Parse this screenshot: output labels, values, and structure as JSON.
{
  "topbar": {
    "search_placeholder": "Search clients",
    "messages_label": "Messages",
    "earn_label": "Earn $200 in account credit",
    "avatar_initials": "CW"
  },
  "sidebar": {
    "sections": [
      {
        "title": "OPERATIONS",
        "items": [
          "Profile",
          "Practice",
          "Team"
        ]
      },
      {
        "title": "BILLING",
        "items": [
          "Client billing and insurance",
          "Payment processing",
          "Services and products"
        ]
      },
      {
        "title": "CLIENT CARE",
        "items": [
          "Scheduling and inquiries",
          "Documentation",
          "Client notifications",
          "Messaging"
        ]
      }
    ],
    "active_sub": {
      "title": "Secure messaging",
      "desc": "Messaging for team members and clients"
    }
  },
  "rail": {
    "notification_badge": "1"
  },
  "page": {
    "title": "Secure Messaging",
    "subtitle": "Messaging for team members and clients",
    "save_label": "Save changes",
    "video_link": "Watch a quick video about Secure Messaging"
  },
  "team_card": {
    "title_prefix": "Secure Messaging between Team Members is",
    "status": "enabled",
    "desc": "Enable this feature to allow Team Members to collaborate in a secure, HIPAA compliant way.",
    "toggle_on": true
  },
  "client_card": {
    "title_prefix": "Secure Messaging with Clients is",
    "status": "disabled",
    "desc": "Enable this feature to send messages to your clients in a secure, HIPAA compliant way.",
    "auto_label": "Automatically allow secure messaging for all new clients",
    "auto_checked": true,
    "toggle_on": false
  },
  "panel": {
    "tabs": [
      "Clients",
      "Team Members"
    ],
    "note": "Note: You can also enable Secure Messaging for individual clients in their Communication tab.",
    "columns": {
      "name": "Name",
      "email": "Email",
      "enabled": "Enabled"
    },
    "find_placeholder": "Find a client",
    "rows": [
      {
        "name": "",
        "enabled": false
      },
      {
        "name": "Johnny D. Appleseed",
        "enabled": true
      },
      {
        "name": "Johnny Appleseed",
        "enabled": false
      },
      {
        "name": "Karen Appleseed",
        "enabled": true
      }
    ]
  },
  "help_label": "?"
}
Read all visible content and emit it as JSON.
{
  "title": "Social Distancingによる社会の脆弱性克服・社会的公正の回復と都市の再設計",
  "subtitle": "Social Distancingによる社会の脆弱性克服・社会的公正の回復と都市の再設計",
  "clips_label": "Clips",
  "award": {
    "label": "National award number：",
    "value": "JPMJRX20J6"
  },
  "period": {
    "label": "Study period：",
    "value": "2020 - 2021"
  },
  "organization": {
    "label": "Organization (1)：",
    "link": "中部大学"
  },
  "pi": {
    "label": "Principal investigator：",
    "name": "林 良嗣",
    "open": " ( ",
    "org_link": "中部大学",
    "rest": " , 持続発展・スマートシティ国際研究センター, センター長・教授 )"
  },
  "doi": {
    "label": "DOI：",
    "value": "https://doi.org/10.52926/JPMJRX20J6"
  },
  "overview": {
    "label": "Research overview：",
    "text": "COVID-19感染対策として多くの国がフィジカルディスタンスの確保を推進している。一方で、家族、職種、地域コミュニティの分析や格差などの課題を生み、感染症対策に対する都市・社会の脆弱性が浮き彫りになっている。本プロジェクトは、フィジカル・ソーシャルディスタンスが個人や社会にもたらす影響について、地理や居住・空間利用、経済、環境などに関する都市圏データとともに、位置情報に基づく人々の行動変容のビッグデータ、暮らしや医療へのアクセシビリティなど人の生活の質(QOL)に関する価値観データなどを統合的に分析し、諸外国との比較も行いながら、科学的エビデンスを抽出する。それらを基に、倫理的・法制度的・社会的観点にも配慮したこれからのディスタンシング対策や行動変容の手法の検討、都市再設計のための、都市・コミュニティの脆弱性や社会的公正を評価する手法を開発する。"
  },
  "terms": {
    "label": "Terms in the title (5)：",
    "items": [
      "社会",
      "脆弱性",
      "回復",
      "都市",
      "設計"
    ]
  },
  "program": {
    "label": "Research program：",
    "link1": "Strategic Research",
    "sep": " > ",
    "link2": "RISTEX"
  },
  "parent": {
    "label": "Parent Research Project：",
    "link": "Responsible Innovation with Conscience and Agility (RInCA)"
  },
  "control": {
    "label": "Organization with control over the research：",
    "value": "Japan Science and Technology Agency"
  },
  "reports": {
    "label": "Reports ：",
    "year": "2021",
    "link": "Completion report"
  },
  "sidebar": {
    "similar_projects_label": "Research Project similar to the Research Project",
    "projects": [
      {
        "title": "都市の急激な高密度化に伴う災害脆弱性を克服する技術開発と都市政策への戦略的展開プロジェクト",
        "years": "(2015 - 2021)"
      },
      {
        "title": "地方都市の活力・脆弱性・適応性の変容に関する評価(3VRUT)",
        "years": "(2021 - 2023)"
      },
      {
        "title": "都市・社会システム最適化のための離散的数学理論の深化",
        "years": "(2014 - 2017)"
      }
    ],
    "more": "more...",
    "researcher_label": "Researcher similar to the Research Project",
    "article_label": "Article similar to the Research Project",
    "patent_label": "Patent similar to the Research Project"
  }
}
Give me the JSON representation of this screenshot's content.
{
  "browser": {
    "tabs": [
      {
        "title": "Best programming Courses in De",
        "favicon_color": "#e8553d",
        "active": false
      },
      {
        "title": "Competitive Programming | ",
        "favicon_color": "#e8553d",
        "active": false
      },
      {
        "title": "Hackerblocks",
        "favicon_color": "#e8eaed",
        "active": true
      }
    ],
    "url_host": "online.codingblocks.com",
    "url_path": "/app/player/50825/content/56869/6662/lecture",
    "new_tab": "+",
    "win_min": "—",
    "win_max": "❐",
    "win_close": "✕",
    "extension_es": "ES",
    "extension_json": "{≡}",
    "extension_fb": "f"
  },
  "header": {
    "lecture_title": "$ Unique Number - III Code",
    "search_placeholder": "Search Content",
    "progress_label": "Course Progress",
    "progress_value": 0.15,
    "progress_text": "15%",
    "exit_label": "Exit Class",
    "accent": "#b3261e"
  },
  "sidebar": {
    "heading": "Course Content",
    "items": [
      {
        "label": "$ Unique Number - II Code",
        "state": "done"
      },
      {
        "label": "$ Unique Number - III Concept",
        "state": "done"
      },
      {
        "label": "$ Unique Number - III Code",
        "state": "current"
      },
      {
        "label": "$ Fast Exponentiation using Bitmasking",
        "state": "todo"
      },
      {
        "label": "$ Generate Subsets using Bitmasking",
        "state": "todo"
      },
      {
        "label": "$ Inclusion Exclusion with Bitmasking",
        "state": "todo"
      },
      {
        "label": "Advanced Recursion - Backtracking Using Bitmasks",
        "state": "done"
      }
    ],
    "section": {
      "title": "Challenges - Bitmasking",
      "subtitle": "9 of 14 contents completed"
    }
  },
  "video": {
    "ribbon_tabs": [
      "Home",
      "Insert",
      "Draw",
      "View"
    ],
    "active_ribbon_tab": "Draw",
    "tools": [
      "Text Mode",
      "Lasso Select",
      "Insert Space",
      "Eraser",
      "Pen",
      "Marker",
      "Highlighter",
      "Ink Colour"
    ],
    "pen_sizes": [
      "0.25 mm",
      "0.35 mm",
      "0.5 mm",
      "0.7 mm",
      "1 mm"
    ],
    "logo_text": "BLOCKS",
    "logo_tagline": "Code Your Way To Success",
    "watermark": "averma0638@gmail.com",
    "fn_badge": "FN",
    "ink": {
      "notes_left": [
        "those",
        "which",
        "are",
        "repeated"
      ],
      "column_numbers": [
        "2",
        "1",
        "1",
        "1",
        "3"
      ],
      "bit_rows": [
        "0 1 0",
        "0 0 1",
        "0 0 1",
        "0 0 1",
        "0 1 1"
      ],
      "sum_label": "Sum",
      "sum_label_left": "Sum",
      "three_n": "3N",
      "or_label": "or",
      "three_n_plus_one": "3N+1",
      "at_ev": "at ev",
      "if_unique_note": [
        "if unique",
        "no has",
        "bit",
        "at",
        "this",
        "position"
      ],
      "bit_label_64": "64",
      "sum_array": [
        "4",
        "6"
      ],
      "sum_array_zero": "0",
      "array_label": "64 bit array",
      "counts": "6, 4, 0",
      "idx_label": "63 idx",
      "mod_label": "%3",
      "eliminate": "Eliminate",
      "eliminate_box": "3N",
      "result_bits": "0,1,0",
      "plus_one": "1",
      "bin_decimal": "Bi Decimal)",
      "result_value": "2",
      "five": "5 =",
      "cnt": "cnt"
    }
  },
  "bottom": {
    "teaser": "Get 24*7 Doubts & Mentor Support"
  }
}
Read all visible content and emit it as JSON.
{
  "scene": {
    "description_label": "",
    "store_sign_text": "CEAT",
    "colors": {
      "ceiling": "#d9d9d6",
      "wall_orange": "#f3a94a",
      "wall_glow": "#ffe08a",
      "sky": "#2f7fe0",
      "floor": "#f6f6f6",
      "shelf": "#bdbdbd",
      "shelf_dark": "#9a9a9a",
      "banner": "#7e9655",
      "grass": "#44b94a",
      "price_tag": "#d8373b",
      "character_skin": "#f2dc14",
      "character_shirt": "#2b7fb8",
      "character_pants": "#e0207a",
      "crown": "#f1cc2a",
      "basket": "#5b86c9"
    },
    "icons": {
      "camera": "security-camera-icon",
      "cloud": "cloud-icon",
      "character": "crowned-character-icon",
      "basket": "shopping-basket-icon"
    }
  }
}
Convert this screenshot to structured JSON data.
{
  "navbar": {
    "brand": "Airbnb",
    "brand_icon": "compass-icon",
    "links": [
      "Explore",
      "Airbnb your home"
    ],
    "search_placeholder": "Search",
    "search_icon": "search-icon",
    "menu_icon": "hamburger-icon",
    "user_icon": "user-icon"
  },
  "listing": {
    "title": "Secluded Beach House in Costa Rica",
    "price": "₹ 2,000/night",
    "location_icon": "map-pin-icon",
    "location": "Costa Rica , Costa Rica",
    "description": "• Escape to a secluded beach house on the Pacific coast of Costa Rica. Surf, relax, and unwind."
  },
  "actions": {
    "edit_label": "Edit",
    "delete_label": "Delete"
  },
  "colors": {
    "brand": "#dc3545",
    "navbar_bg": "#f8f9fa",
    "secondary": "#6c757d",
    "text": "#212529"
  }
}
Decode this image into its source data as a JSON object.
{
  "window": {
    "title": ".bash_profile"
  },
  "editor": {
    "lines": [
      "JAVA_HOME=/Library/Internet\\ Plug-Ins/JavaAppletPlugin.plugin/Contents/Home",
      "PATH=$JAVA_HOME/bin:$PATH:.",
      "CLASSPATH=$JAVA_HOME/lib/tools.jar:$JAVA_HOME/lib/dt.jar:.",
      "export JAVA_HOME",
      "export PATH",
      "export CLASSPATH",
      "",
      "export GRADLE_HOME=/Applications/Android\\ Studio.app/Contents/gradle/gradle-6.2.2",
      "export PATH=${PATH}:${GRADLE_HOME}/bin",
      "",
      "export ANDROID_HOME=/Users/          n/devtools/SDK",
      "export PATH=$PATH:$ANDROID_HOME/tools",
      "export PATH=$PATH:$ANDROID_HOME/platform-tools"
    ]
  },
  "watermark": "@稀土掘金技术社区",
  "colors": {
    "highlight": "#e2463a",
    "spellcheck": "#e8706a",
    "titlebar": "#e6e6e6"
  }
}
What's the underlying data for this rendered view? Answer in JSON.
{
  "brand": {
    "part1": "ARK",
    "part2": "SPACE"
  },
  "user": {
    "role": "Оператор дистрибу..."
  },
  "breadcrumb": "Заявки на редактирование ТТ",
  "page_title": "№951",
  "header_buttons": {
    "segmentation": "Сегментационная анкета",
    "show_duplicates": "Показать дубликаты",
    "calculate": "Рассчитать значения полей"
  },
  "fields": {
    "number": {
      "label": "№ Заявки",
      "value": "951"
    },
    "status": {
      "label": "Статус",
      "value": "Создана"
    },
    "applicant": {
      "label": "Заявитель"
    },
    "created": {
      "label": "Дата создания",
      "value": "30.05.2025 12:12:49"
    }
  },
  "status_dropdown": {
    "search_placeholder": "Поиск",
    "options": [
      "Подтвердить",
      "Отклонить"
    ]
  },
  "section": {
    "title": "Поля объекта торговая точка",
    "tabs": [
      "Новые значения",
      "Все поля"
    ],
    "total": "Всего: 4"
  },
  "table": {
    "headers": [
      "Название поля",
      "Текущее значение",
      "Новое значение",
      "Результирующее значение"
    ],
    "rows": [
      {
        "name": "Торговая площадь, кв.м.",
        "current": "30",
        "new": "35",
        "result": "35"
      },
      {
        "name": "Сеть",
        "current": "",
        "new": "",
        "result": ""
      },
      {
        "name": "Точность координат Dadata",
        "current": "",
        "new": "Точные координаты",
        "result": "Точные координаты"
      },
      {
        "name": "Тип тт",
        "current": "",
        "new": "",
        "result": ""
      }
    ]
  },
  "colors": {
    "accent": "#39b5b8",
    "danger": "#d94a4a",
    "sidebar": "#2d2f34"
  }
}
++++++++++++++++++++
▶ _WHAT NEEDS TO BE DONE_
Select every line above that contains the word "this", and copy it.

▶ _TASK RESULT_
Parse this screenshot: output labels, values, and structure as JSON.
    "desc": "Enable this feature to allow Team Members to collaborate in a secure, HIPAA compliant way.",
    "desc": "Enable this feature to send messages to your clients in a secure, HIPAA compliant way.",
Give me the JSON representation of this screenshot's content.
        "this",
Convert this screenshot to structured JSON data.
Decode this image into its source data as a JSON object.
What's the underlying data for this rendered view? Answer in JSON.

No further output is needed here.